▶ **What is required**
Write only the number of lines in the entries below that contain the word "section".

▶ **Records provided**
Start of Block

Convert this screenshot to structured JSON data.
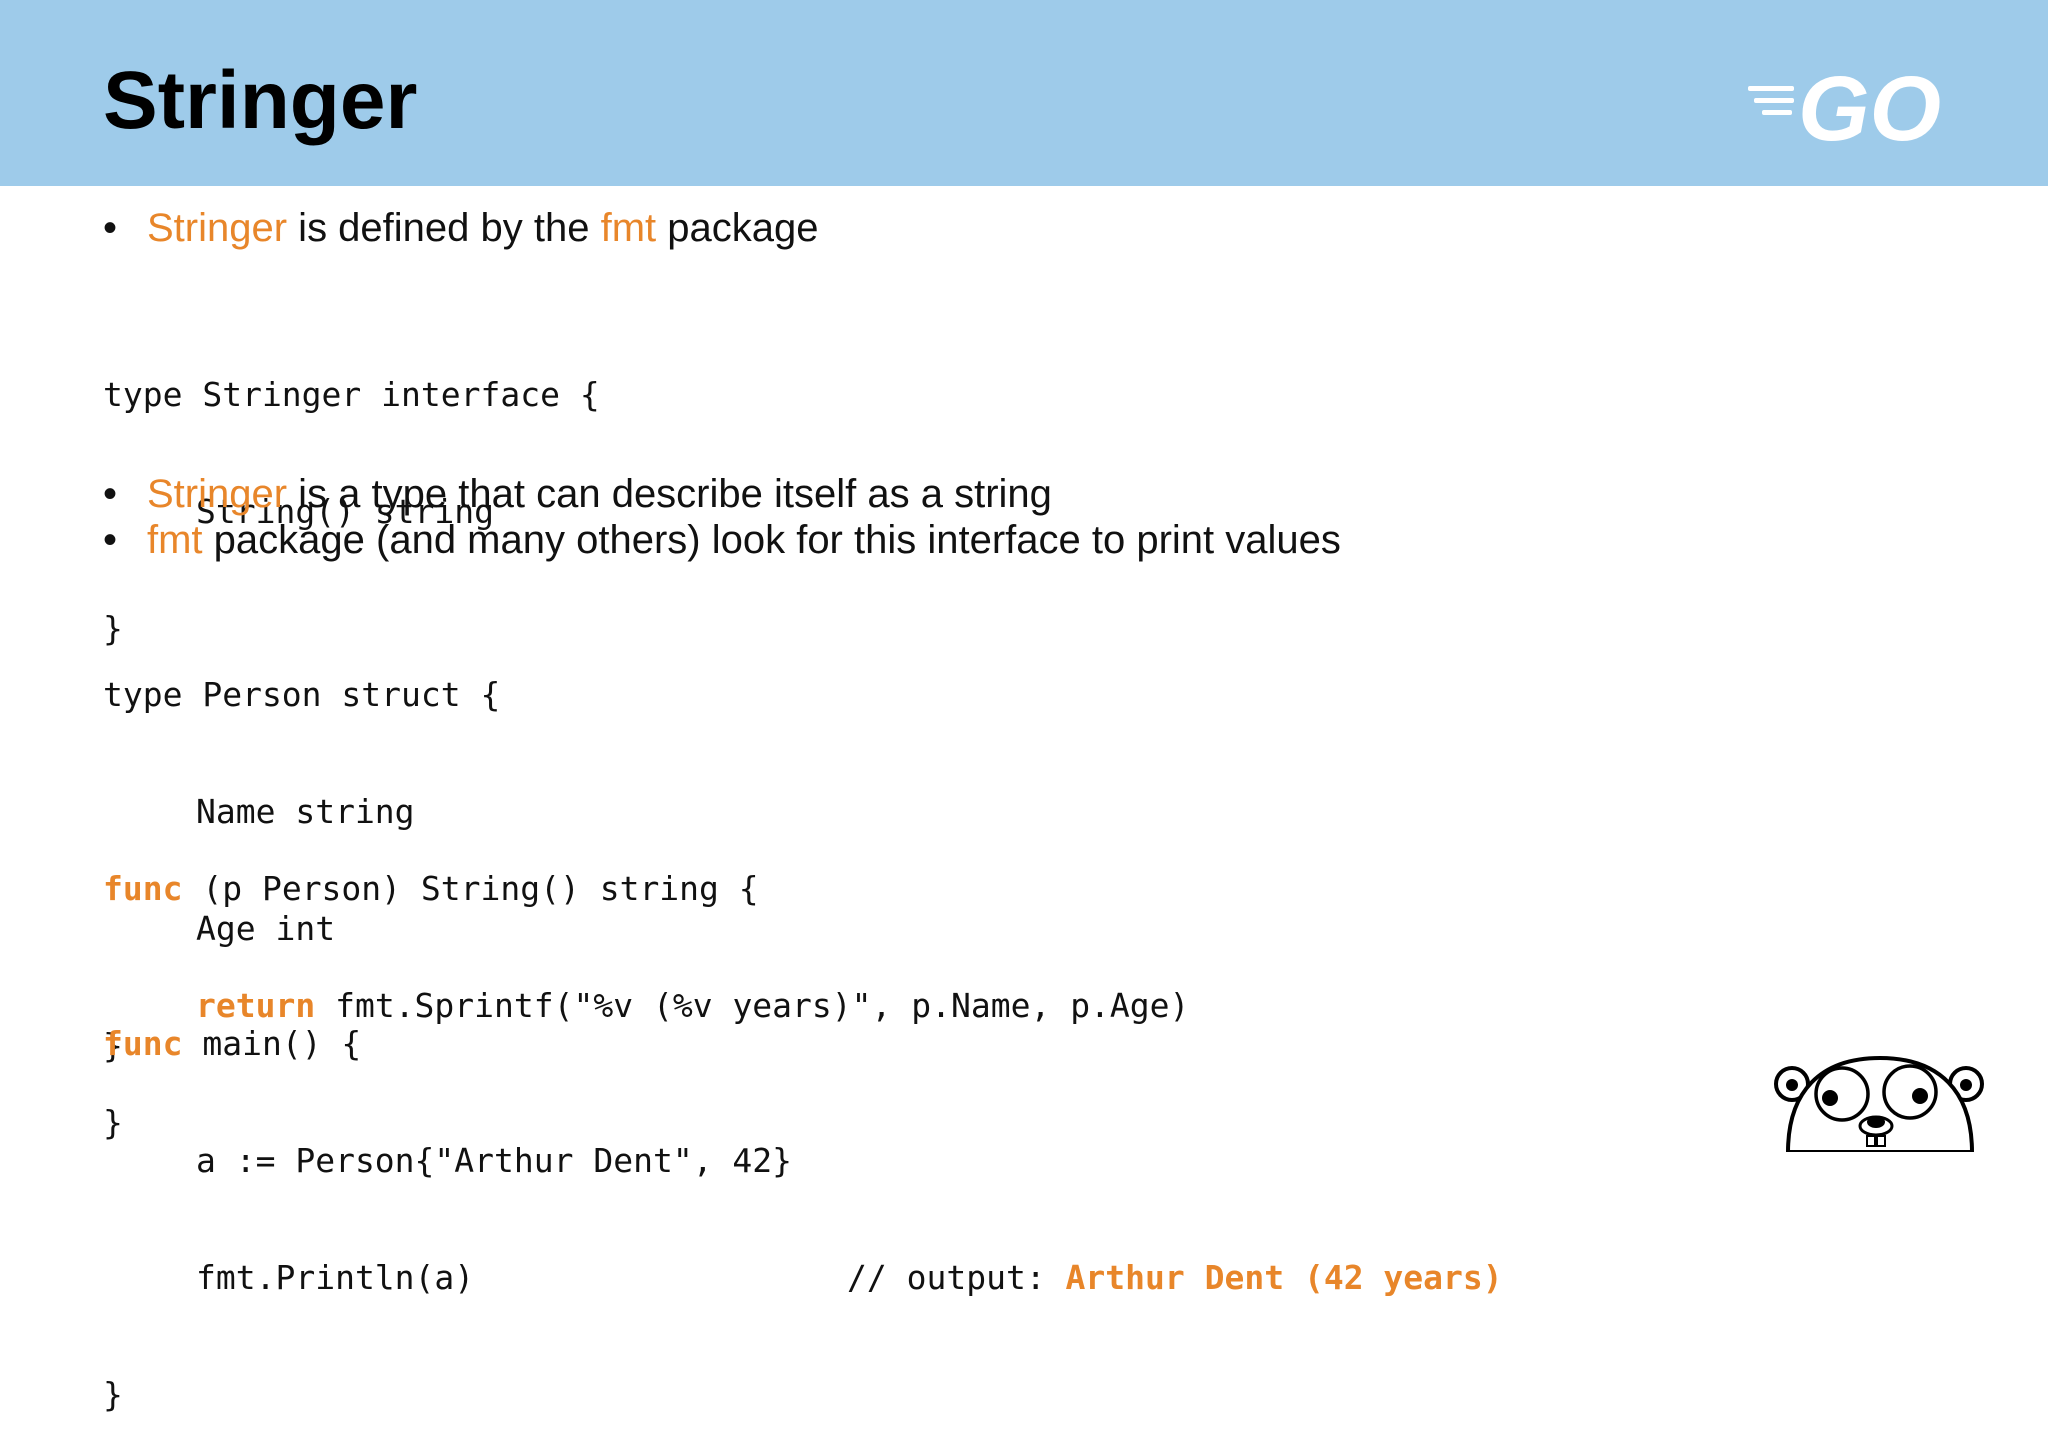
{
  "slide": {
    "title": "Stringer",
    "logo_text": "GO",
    "colors": {
      "header_bg": "#9ecbea",
      "accent": "#e8862a",
      "text": "#111111"
    }
  },
  "bullets": [
    {
      "parts": [
        "Stringer",
        " is defined by the ",
        "fmt",
        " package"
      ]
    },
    {
      "parts": [
        "Stringer",
        " is a type that can describe itself as a string"
      ]
    },
    {
      "parts": [
        "fmt",
        " package (and many others) look for this interface to print values"
      ]
    }
  ],
  "code": {
    "interface": [
      "type Stringer interface {",
      "String() string",
      "}"
    ],
    "struct": [
      "type Person struct {",
      "Name string",
      "Age int",
      "}"
    ],
    "method": {
      "kw_func": "func",
      "sig": " (p Person) String() string {",
      "kw_return": "return",
      "body": " fmt.Sprintf(\"%v (%v years)\", p.Name, p.Age)",
      "close": "}"
    },
    "main": {
      "kw_func": "func",
      "sig": " main() {",
      "line1": "a := Person{\"Arthur Dent\", 42}",
      "line2": "fmt.Println(a)",
      "comment": "// output: ",
      "output": "Arthur Dent (42 years)",
      "close": "}"
    }
  },
  "icons": {
    "logo": "go-logo-icon",
    "mascot": "gopher-mascot-icon"
  }
}
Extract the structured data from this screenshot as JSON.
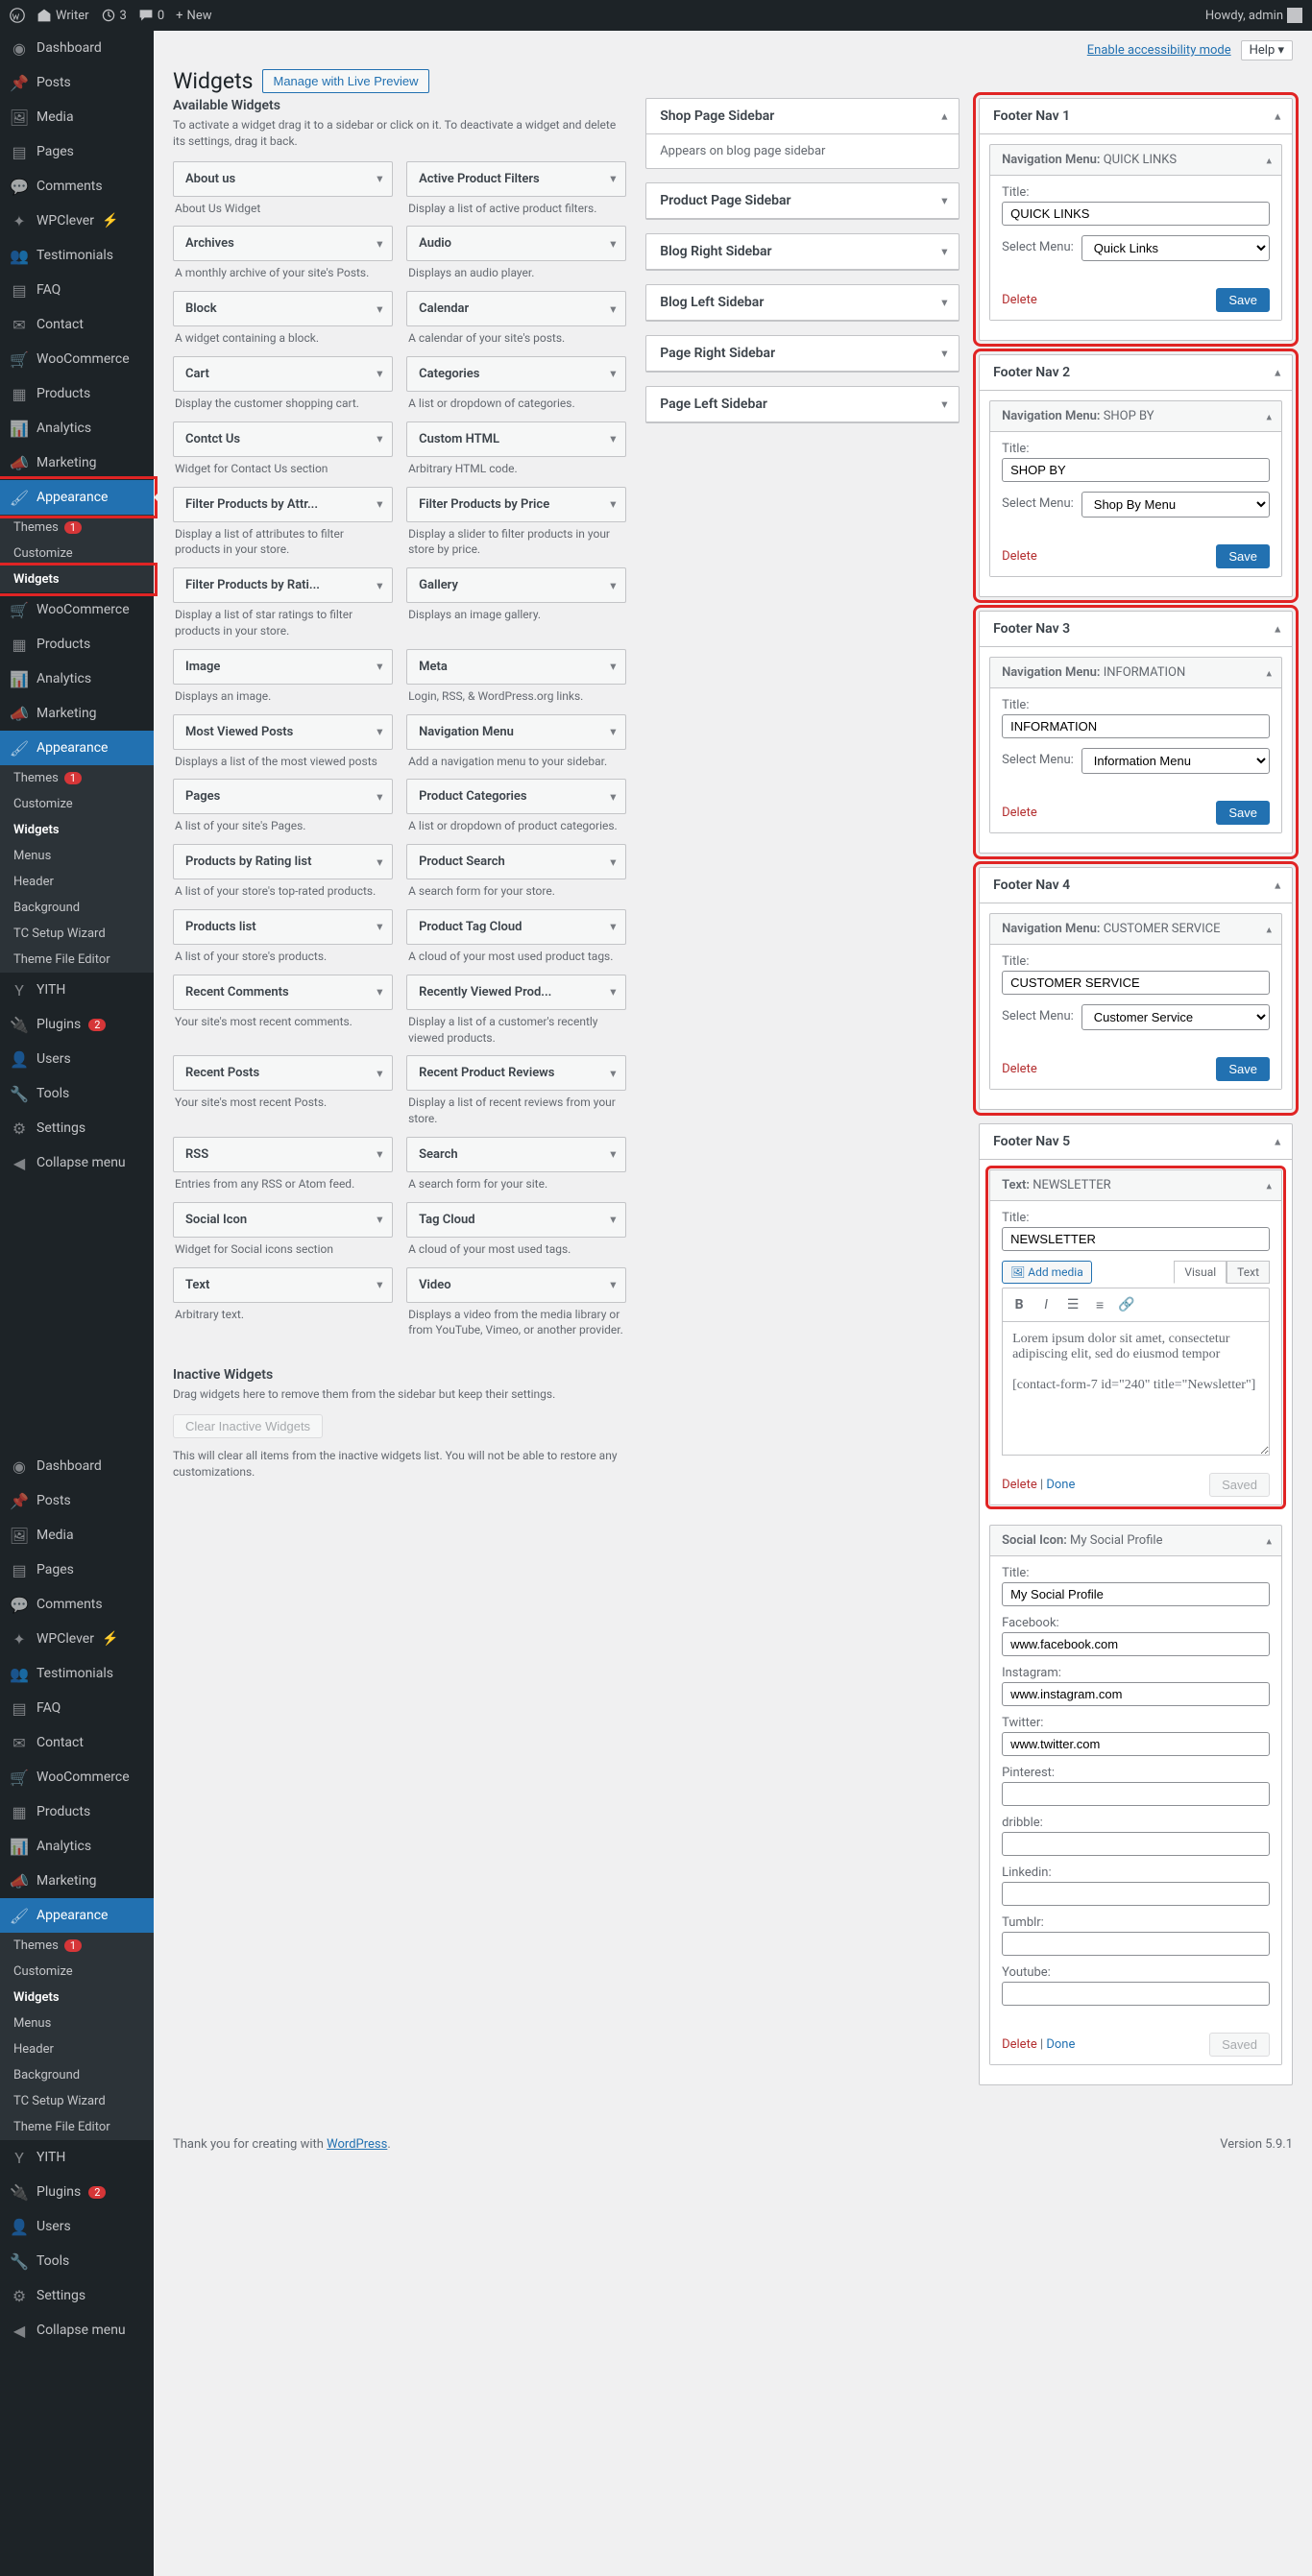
{
  "topbar": {
    "site": "Writer",
    "updates": "3",
    "comments": "0",
    "new": "New",
    "howdy": "Howdy, admin"
  },
  "toplinks": {
    "accessibility": "Enable accessibility mode",
    "help": "Help"
  },
  "page": {
    "title": "Widgets",
    "manage_btn": "Manage with Live Preview"
  },
  "menu": {
    "dashboard": "Dashboard",
    "posts": "Posts",
    "media": "Media",
    "pages": "Pages",
    "comments": "Comments",
    "wpclever": "WPClever",
    "testimonials": "Testimonials",
    "faq": "FAQ",
    "contact": "Contact",
    "woocommerce": "WooCommerce",
    "products": "Products",
    "analytics": "Analytics",
    "marketing": "Marketing",
    "appearance": "Appearance",
    "themes": "Themes",
    "themes_badge": "1",
    "customize": "Customize",
    "widgets": "Widgets",
    "menus": "Menus",
    "header": "Header",
    "background": "Background",
    "tcsetup": "TC Setup Wizard",
    "themeeditor": "Theme File Editor",
    "yith": "YITH",
    "plugins": "Plugins",
    "plugins_badge": "2",
    "users": "Users",
    "tools": "Tools",
    "settings": "Settings",
    "collapse": "Collapse menu"
  },
  "available": {
    "heading": "Available Widgets",
    "desc": "To activate a widget drag it to a sidebar or click on it. To deactivate a widget and delete its settings, drag it back.",
    "items": [
      {
        "t": "About us",
        "d": "About Us Widget"
      },
      {
        "t": "Active Product Filters",
        "d": "Display a list of active product filters."
      },
      {
        "t": "Archives",
        "d": "A monthly archive of your site's Posts."
      },
      {
        "t": "Audio",
        "d": "Displays an audio player."
      },
      {
        "t": "Block",
        "d": "A widget containing a block."
      },
      {
        "t": "Calendar",
        "d": "A calendar of your site's posts."
      },
      {
        "t": "Cart",
        "d": "Display the customer shopping cart."
      },
      {
        "t": "Categories",
        "d": "A list or dropdown of categories."
      },
      {
        "t": "Contct Us",
        "d": "Widget for Contact Us section"
      },
      {
        "t": "Custom HTML",
        "d": "Arbitrary HTML code."
      },
      {
        "t": "Filter Products by Attr...",
        "d": "Display a list of attributes to filter products in your store."
      },
      {
        "t": "Filter Products by Price",
        "d": "Display a slider to filter products in your store by price."
      },
      {
        "t": "Filter Products by Rati...",
        "d": "Display a list of star ratings to filter products in your store."
      },
      {
        "t": "Gallery",
        "d": "Displays an image gallery."
      },
      {
        "t": "Image",
        "d": "Displays an image."
      },
      {
        "t": "Meta",
        "d": "Login, RSS, & WordPress.org links."
      },
      {
        "t": "Most Viewed Posts",
        "d": "Displays a list of the most viewed posts"
      },
      {
        "t": "Navigation Menu",
        "d": "Add a navigation menu to your sidebar."
      },
      {
        "t": "Pages",
        "d": "A list of your site's Pages."
      },
      {
        "t": "Product Categories",
        "d": "A list or dropdown of product categories."
      },
      {
        "t": "Products by Rating list",
        "d": "A list of your store's top-rated products."
      },
      {
        "t": "Product Search",
        "d": "A search form for your store."
      },
      {
        "t": "Products list",
        "d": "A list of your store's products."
      },
      {
        "t": "Product Tag Cloud",
        "d": "A cloud of your most used product tags."
      },
      {
        "t": "Recent Comments",
        "d": "Your site's most recent comments."
      },
      {
        "t": "Recently Viewed Prod...",
        "d": "Display a list of a customer's recently viewed products."
      },
      {
        "t": "Recent Posts",
        "d": "Your site's most recent Posts."
      },
      {
        "t": "Recent Product Reviews",
        "d": "Display a list of recent reviews from your store."
      },
      {
        "t": "RSS",
        "d": "Entries from any RSS or Atom feed."
      },
      {
        "t": "Search",
        "d": "A search form for your site."
      },
      {
        "t": "Social Icon",
        "d": "Widget for Social icons section"
      },
      {
        "t": "Tag Cloud",
        "d": "A cloud of your most used tags."
      },
      {
        "t": "Text",
        "d": "Arbitrary text."
      },
      {
        "t": "Video",
        "d": "Displays a video from the media library or from YouTube, Vimeo, or another provider."
      }
    ]
  },
  "sidebars_mid": [
    {
      "t": "Shop Page Sidebar",
      "body": "Appears on blog page sidebar",
      "open": true
    },
    {
      "t": "Product Page Sidebar"
    },
    {
      "t": "Blog Right Sidebar"
    },
    {
      "t": "Blog Left Sidebar"
    },
    {
      "t": "Page Right Sidebar"
    },
    {
      "t": "Page Left Sidebar"
    }
  ],
  "footer_navs": [
    {
      "head": "Footer Nav 1",
      "w_label": "Navigation Menu:",
      "w_name": "QUICK LINKS",
      "title_label": "Title:",
      "title_val": "QUICK LINKS",
      "select_label": "Select Menu:",
      "select_val": "Quick Links",
      "del": "Delete",
      "save": "Save"
    },
    {
      "head": "Footer Nav 2",
      "w_label": "Navigation Menu:",
      "w_name": "SHOP BY",
      "title_label": "Title:",
      "title_val": "SHOP BY",
      "select_label": "Select Menu:",
      "select_val": "Shop By Menu",
      "del": "Delete",
      "save": "Save"
    },
    {
      "head": "Footer Nav 3",
      "w_label": "Navigation Menu:",
      "w_name": "INFORMATION",
      "title_label": "Title:",
      "title_val": "INFORMATION",
      "select_label": "Select Menu:",
      "select_val": "Information Menu",
      "del": "Delete",
      "save": "Save"
    },
    {
      "head": "Footer Nav 4",
      "w_label": "Navigation Menu:",
      "w_name": "CUSTOMER SERVICE",
      "title_label": "Title:",
      "title_val": "CUSTOMER SERVICE",
      "select_label": "Select Menu:",
      "select_val": "Customer Service",
      "del": "Delete",
      "save": "Save"
    }
  ],
  "footer5": {
    "head": "Footer Nav 5",
    "text_widget": {
      "label": "Text:",
      "name": "NEWSLETTER",
      "title_label": "Title:",
      "title_val": "NEWSLETTER",
      "add_media": "Add media",
      "visual": "Visual",
      "text_tab": "Text",
      "content": "Lorem ipsum dolor sit amet, consectetur adipiscing elit, sed do eiusmod tempor",
      "shortcode": "[contact-form-7 id=\"240\" title=\"Newsletter\"]",
      "del": "Delete",
      "sep": " | ",
      "done": "Done",
      "saved": "Saved"
    },
    "social": {
      "label": "Social Icon:",
      "name": "My Social Profile",
      "title_label": "Title:",
      "title_val": "My Social Profile",
      "fields": [
        {
          "l": "Facebook:",
          "v": "www.facebook.com"
        },
        {
          "l": "Instagram:",
          "v": "www.instagram.com"
        },
        {
          "l": "Twitter:",
          "v": "www.twitter.com"
        },
        {
          "l": "Pinterest:",
          "v": ""
        },
        {
          "l": "dribble:",
          "v": ""
        },
        {
          "l": "Linkedin:",
          "v": ""
        },
        {
          "l": "Tumblr:",
          "v": ""
        },
        {
          "l": "Youtube:",
          "v": ""
        }
      ],
      "del": "Delete",
      "sep": " | ",
      "done": "Done",
      "saved": "Saved"
    }
  },
  "inactive": {
    "heading": "Inactive Widgets",
    "desc": "Drag widgets here to remove them from the sidebar but keep their settings.",
    "btn": "Clear Inactive Widgets",
    "note": "This will clear all items from the inactive widgets list. You will not be able to restore any customizations."
  },
  "footer": {
    "thanks": "Thank you for creating with ",
    "wp": "WordPress",
    "dot": ".",
    "version": "Version 5.9.1"
  }
}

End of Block

▶ **Answer below**
2